January 29, 2009
The U.S. Senate Appropriations Committee late on the night of January 27 snuck in a provision to President Obama's economic stimulus package that would allow as much as $50 BILLION of your dollars to be used as loan guarantees for construction of new nuclear reactors. This would be on top of the $18.5 Billion taxpayer dollars already authorized by Congress during the Bush administration.
These loan guarantees would mean more nuclear reactors and more radioactive waste piling up in communities across our country. They would also mean less money for safer, cheaper and cleaner energy alternatives like solar and wind power.
The provision is vaguely worded. It would authorize $50 Billion in new loan guarantees for "eligible technologies." These technologies include nuclear, "clean coal," renewable energy sources and electric transmission. But the stimulus package is intended to create new jobs and economic activity over the next two years. Not only should new nuclear reactors and the false concept of "clean coal" be excluded from taxpayer support, but the reality is that neither technology is ready to produce any jobs within the next two years.
The Department of Energy apparently would have to decide how to allocate this $50 Billion. If it all went to safe, cost-effective renewable energy sources,that would be one thing. Unfortunately, the provision's backers, like Sens. Robert Bennett (R-UT) and Thomas Carper (D-DE) are clear that their intent is that it would go for new nuclear reactor construction. Yet the Congressional Budget Office predicts a 50% default rate by nuclear utilities using this program! This is simply a nuclear bailout waiting to happen, and we can't afford it.

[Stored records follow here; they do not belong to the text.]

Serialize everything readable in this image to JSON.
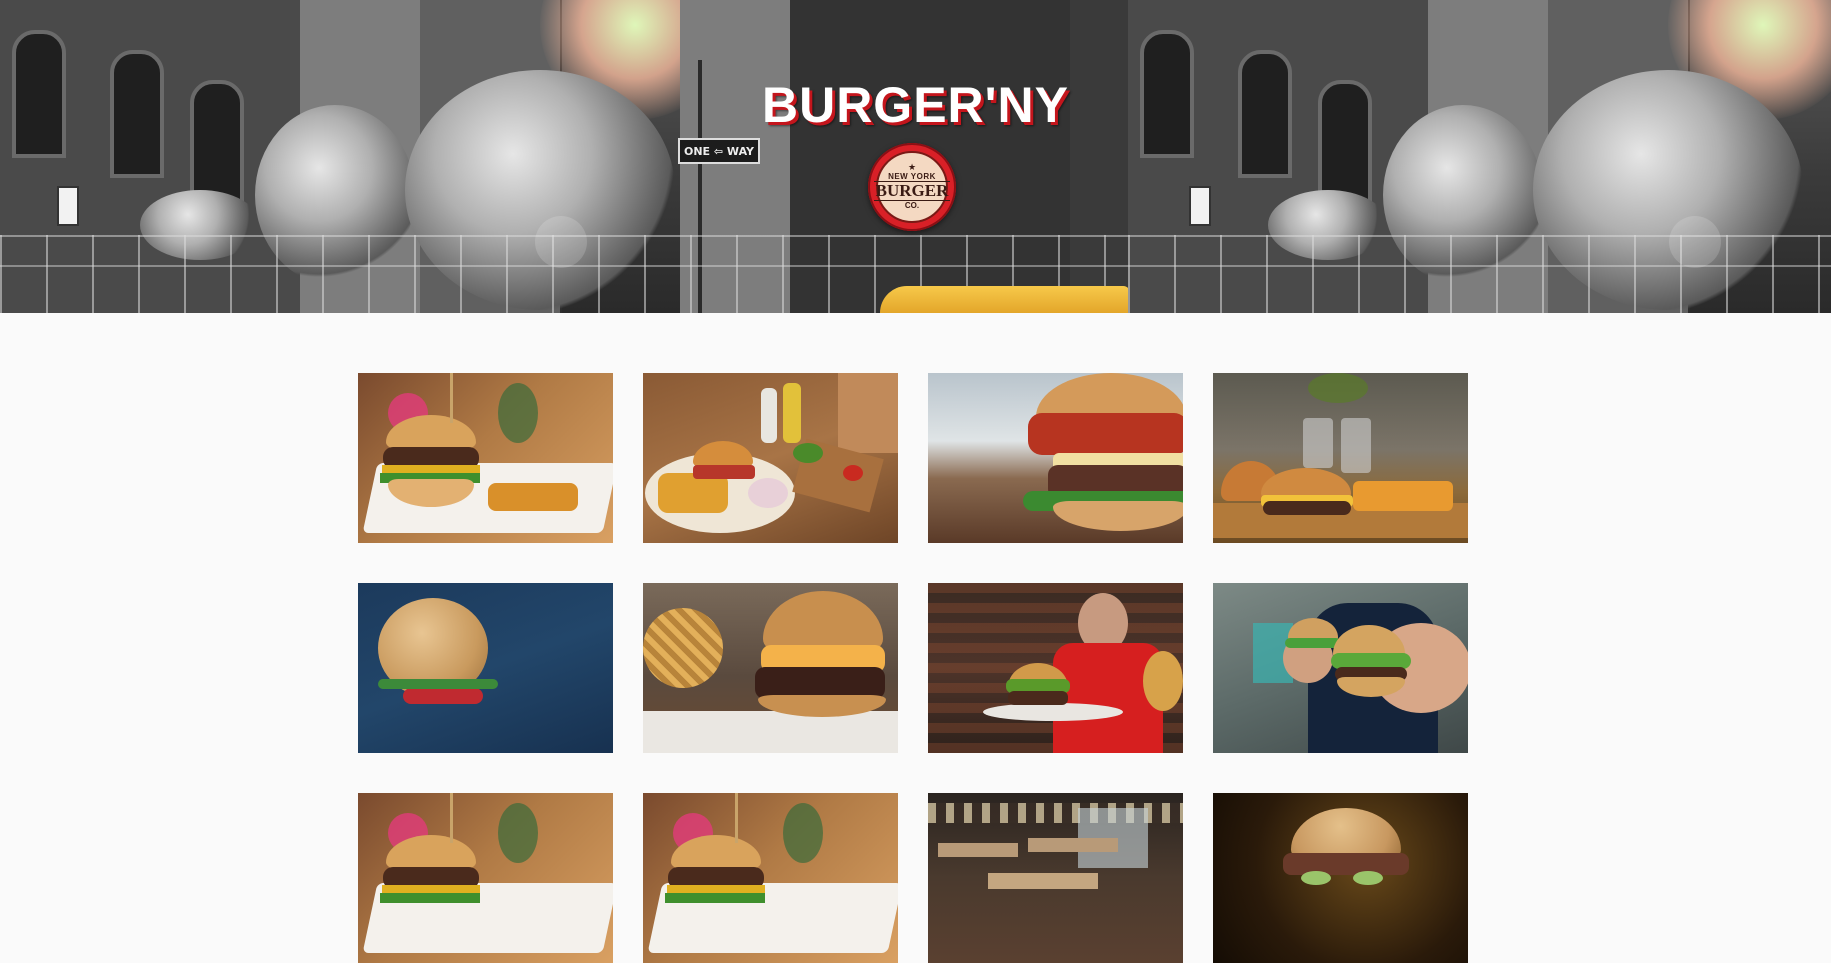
{
  "brand": {
    "title": "BURGER'NY",
    "logo": {
      "top_text": "NEW YORK",
      "main_text": "BURGER",
      "bottom_text": "CO.",
      "star": "★"
    }
  },
  "hero": {
    "street_sign": "ONE ⇦ WAY"
  },
  "colors": {
    "brand_red": "#d92027",
    "page_background": "#fafafa"
  },
  "gallery": {
    "tiles": [
      {
        "subject": "burger with fries on white plate"
      },
      {
        "subject": "burger with fries and coleslaw on board"
      },
      {
        "subject": "close-up bacon burger"
      },
      {
        "subject": "burgers with fries on wooden board"
      },
      {
        "subject": "sesame bun on blue background"
      },
      {
        "subject": "cheeseburger with waffle fries"
      },
      {
        "subject": "chef holding burger plate"
      },
      {
        "subject": "man holding burgers"
      },
      {
        "subject": "burger with fries on white plate"
      },
      {
        "subject": "burger with fries on white plate"
      },
      {
        "subject": "restaurant interior"
      },
      {
        "subject": "seeded bun sandwich on dark background"
      }
    ]
  }
}
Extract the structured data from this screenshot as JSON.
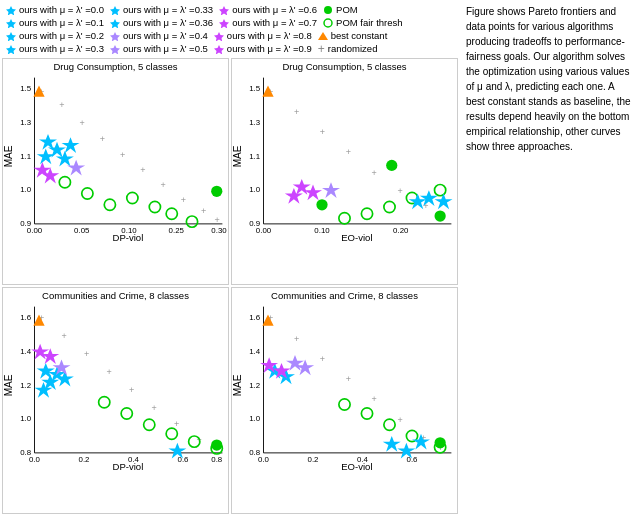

But it's not too late. You can help stop this nonsense. The full Senate will vote on the stimulus package the week of February 2. Please CALL your Senators now (Senate Switchboard: 202-224-3121) and tell them to stop all loan guarantees for new nuclear reactors. AND, please send an e-mail to your Senators with the same message using the form below. (note: we encourage you to edit the wording to personalize your e-mail and reflect your own concerns).